  • SUSE strives to support live migration of virtual machines from a host running a service pack under LTSS to a host running a newer service pack, within the same major version of SUSE Linux Enterprise Server. For example, virtual machine migration from a SLES 12 SP2 host to a SLES 12 SP5 host. SUSE only performs minimal testing of LTSS-to-newer migration scenarios and recommends thorough on-site testing before attempting to migrate critical virtual machines.

Important
Important: Xen live migration

Live migration between SLE 11 and SLE 12 is not supported because of the different tool stack, see the Release notes for more details.

Table 7.6: Supported live-migration guests
Target SLES host 12 SP4 12 SP5 15 GA 15 SP1 15 SP2 15 SP3 15 SP4
Source SLES host
12 SP3
12 SP4 ()
12 SP5
15 GA
15 SP1
15 SP2
15 SP3

Fully compatible and fully supported

()

Supported for KVM hypervisor only.

Not supported

7.6 Feature support

7.6.1 Xen host (Dom0)

Table 7.7: Feature support—host (Dom0)
Features Xen
Network and block device hotplugging
Physical CPU hotplugging
Virtual CPU hotplugging
Virtual CPU pinning
Virtual CPU capping
Intel* VT-x2: FlexPriority, FlexMigrate (migration constraints apply to dissimilar CPU architectures)
Intel* VT-d2 (DMA remapping with interrupt filtering and queued invalidation)
AMD* IOMMU (I/O page table with guest-to-host physical address translation)
Note
Note: Adding or removing physical CPUs at runtime is not supported

The addition or removal of physical CPUs at runtime is not supported. However, virtual CPUs can be added or removed for each VM Guest while offline.

7.6.2 Guest feature support

Note
Note: Live migration of Xen PV guests
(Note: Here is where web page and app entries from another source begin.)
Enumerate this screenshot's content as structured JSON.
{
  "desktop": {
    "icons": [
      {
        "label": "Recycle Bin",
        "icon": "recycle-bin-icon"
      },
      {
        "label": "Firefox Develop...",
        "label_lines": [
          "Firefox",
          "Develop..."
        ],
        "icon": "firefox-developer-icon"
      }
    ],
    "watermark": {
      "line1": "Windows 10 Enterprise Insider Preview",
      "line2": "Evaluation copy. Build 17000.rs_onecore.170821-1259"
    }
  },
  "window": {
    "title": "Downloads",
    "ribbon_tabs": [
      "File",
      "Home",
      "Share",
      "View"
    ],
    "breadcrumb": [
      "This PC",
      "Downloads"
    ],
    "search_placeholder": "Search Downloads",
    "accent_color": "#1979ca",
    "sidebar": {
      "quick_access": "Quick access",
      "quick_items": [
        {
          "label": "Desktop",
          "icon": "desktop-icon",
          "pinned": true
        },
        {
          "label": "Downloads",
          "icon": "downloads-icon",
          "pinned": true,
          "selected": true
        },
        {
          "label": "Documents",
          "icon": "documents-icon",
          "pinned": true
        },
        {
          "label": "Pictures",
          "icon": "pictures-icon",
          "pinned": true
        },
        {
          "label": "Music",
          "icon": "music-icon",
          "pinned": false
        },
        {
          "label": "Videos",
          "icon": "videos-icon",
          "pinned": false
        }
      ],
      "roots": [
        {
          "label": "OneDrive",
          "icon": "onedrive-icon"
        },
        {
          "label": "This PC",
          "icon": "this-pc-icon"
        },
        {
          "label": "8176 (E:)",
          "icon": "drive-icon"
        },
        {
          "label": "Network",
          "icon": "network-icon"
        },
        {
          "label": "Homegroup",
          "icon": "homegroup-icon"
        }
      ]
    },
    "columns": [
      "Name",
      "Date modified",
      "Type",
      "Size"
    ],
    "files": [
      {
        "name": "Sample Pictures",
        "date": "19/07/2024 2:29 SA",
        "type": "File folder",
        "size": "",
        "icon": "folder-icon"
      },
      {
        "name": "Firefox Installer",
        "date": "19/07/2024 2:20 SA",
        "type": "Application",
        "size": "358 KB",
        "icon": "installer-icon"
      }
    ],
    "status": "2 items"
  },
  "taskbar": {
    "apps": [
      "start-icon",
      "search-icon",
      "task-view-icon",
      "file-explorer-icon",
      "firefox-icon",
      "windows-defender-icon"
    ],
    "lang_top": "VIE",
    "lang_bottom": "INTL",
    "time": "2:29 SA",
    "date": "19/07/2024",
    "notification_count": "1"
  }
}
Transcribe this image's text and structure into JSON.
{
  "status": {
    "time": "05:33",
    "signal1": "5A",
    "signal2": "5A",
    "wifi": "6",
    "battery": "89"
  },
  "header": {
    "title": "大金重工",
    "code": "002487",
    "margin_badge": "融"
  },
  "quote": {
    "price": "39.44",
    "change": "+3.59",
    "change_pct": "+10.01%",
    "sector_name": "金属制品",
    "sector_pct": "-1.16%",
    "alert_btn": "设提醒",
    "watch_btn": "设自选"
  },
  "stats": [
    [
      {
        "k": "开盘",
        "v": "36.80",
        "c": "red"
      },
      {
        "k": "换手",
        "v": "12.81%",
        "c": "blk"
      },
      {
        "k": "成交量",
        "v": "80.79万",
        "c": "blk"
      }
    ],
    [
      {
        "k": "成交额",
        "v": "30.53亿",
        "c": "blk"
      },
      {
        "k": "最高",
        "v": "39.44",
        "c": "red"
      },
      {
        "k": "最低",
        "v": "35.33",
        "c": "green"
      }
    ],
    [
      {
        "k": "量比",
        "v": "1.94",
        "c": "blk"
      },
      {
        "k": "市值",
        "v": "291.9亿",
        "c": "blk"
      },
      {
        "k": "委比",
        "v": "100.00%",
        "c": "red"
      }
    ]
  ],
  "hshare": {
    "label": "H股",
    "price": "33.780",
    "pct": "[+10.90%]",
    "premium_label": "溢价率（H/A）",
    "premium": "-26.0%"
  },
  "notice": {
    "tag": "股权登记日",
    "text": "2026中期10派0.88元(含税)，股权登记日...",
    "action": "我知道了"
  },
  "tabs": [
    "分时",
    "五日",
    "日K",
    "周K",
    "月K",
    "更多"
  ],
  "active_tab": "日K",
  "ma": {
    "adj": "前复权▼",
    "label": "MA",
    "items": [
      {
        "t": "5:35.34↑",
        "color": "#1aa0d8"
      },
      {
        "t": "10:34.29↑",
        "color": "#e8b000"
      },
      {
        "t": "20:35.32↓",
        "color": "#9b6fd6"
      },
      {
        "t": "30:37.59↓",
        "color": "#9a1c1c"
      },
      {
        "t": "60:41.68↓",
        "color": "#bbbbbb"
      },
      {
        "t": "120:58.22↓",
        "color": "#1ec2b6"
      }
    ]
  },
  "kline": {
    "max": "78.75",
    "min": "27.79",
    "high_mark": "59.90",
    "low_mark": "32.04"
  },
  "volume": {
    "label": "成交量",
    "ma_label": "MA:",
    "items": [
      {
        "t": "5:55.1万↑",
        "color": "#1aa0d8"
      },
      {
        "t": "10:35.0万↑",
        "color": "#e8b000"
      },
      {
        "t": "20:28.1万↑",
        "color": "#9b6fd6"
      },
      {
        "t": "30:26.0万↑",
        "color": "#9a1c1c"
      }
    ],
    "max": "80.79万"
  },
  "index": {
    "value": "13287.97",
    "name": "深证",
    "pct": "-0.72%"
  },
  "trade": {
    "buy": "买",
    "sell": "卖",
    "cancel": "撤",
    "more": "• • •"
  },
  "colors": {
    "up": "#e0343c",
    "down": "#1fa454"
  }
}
For live migration, both source and target system architectures need to match; that is, the processors (AMD* or Intel*) must be the same. Unless CPU ID masking is used, such as with Intel FlexMigration, the target should feature the same processor revision or a more recent processor revision than the source. If VMs are moved among different systems, the same rules apply for each move. To avoid failing optimized code at runtime or application start-up, source and target CPUs need to expose the same processor extensions. Xen exposes the physical CPU extensions to the VMs transparently. To summarize, guests can be 32-bit or 64-bit, but the VHS must be identical.

Note
Note: Windows guest

Hotplugging of virtual network and virtual block devices, and resizing, shrinking, and restoring dynamic virtual memory are supported in Xen and KVM only if PV drivers are being used (VMDP).

Note
Note: Intel flexMigration

For machines that support Intel FlexMigration, CPU-ID masking and faulting allow more flexibility in cross-CPU migration.

Tip
Tip

For KVM, a detailed description of supported limits, features, recommended settings and scenarios, and other useful information is maintained in kvm-supported.txt. This file is part of the KVM package and can be found in /usr/share/doc/packages/qemu-kvm.

Table 7.8: Guest feature support for Xen and KVM
Features Xen PV guest (DomU) Xen FV guest KVM FV guest
Virtual network and virtual block device hotplugging
Virtual CPU hotplugging
Virtual CPU over-commitment
Dynamic virtual memory resize
VM save and restore
VM Live Migration [1] [1]
VM snapshot
Advanced debugging with GDBC
Dom0 metrics visible to VM
Memory ballooning
PCI Pass-Through [2]
AMD SEV [3]

Fully compatible and fully supported

Not supported

[1] See Section 11.7.1, “Migration requirements”.
[2] NetWare guests are excluded.
[3] See https://documentation.suse.com/sles/15-SP3/html/SLES-amd-sev/article-amd-sev.html

7.7 Nested virtualization

Nested virtualization allows you to run a virtual machine inside another VM while still using hardware acceleration from the host. It has very bad performance and adds more complexity while debugging. Nested virtualization is mostly used for testing purposes. In SUSE Linux Enterprise Server, nested virtualization is a Technology Preview. It is only provided for testing purposes and is not supported. Bugs can be reported but they will be treated with low priority. Any attempt to live-migrate or to save or restore VMs in the presence of nested virtualization is also explicitly unsupported.